Page and application data records:
◇ ◇ ◇ ◇
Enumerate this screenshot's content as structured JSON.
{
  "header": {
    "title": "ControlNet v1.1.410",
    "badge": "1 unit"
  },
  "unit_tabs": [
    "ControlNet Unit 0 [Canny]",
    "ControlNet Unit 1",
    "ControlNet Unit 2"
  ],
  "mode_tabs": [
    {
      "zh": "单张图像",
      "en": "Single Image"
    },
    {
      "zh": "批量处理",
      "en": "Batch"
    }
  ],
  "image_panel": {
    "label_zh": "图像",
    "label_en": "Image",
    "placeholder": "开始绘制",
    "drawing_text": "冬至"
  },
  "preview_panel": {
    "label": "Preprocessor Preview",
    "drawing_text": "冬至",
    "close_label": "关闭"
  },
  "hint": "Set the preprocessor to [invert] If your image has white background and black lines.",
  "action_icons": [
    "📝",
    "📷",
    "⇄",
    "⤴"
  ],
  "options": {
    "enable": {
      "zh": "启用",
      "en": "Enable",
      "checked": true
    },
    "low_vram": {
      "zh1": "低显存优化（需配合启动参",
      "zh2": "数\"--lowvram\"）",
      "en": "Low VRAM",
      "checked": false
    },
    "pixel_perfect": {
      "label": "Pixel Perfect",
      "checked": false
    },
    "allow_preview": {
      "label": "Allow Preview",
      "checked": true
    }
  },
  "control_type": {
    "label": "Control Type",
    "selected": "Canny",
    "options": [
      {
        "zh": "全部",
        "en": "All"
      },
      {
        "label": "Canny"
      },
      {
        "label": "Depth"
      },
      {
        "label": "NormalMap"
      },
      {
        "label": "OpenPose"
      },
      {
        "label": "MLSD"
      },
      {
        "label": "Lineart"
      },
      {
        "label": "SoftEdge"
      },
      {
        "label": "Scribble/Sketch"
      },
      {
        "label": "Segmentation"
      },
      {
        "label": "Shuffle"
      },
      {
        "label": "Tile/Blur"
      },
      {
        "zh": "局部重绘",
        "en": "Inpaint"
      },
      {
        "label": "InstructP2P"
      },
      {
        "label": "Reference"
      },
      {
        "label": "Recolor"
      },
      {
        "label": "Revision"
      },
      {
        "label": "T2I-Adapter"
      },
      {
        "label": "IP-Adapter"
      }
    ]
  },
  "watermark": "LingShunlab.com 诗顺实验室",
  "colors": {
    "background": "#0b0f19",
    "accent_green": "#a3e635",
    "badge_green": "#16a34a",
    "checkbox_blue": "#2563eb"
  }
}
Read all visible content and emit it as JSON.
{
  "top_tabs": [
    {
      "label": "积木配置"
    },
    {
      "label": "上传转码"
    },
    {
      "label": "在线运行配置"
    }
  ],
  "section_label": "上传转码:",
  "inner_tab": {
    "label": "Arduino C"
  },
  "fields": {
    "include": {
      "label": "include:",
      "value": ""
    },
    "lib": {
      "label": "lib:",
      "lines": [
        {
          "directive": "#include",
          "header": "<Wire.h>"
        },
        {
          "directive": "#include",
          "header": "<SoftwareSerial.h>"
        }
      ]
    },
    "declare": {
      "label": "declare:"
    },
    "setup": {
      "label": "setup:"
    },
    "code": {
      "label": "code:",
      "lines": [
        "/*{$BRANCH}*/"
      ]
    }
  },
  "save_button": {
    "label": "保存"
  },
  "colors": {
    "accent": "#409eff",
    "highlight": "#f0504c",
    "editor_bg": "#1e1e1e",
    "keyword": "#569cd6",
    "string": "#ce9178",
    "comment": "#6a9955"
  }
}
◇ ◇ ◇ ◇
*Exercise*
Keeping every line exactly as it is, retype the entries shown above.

*Response to the task*
Enumerate this screenshot's content as structured JSON.
{
  "header": {
    "title": "ControlNet v1.1.410",
    "badge": "1 unit"
  },
  "unit_tabs": [
    "ControlNet Unit 0 [Canny]",
    "ControlNet Unit 1",
    "ControlNet Unit 2"
  ],
  "mode_tabs": [
    {
      "zh": "单张图像",
      "en": "Single Image"
    },
    {
      "zh": "批量处理",
      "en": "Batch"
    }
  ],
  "image_panel": {
    "label_zh": "图像",
    "label_en": "Image",
    "placeholder": "开始绘制",
    "drawing_text": "冬至"
  },
  "preview_panel": {
    "label": "Preprocessor Preview",
    "drawing_text": "冬至",
    "close_label": "关闭"
  },
  "hint": "Set the preprocessor to [invert] If your image has white background and black lines.",
  "action_icons": [
    "📝",
    "📷",
    "⇄",
    "⤴"
  ],
  "options": {
    "enable": {
      "zh": "启用",
      "en": "Enable",
      "checked": true
    },
    "low_vram": {
      "zh1": "低显存优化（需配合启动参",
      "zh2": "数\"--lowvram\"）",
      "en": "Low VRAM",
      "checked": false
    },
    "pixel_perfect": {
      "label": "Pixel Perfect",
      "checked": false
    },
    "allow_preview": {
      "label": "Allow Preview",
      "checked": true
    }
  },
  "control_type": {
    "label": "Control Type",
    "selected": "Canny",
    "options": [
      {
        "zh": "全部",
        "en": "All"
      },
      {
        "label": "Canny"
      },
      {
        "label": "Depth"
      },
      {
        "label": "NormalMap"
      },
      {
        "label": "OpenPose"
      },
      {
        "label": "MLSD"
      },
      {
        "label": "Lineart"
      },
      {
        "label": "SoftEdge"
      },
      {
        "label": "Scribble/Sketch"
      },
      {
        "label": "Segmentation"
      },
      {
        "label": "Shuffle"
      },
      {
        "label": "Tile/Blur"
      },
      {
        "zh": "局部重绘",
        "en": "Inpaint"
      },
      {
        "label": "InstructP2P"
      },
      {
        "label": "Reference"
      },
      {
        "label": "Recolor"
      },
      {
        "label": "Revision"
      },
      {
        "label": "T2I-Adapter"
      },
      {
        "label": "IP-Adapter"
      }
    ]
  },
  "watermark": "LingShunlab.com 诗顺实验室",
  "colors": {
    "background": "#0b0f19",
    "accent_green": "#a3e635",
    "badge_green": "#16a34a",
    "checkbox_blue": "#2563eb"
  }
}
Read all visible content and emit it as JSON.
{
  "top_tabs": [
    {
      "label": "积木配置"
    },
    {
      "label": "上传转码"
    },
    {
      "label": "在线运行配置"
    }
  ],
  "section_label": "上传转码:",
  "inner_tab": {
    "label": "Arduino C"
  },
  "fields": {
    "include": {
      "label": "include:",
      "value": ""
    },
    "lib": {
      "label": "lib:",
      "lines": [
        {
          "directive": "#include",
          "header": "<Wire.h>"
        },
        {
          "directive": "#include",
          "header": "<SoftwareSerial.h>"
        }
      ]
    },
    "declare": {
      "label": "declare:"
    },
    "setup": {
      "label": "setup:"
    },
    "code": {
      "label": "code:",
      "lines": [
        "/*{$BRANCH}*/"
      ]
    }
  },
  "save_button": {
    "label": "保存"
  },
  "colors": {
    "accent": "#409eff",
    "highlight": "#f0504c",
    "editor_bg": "#1e1e1e",
    "keyword": "#569cd6",
    "string": "#ce9178",
    "comment": "#6a9955"
  }
}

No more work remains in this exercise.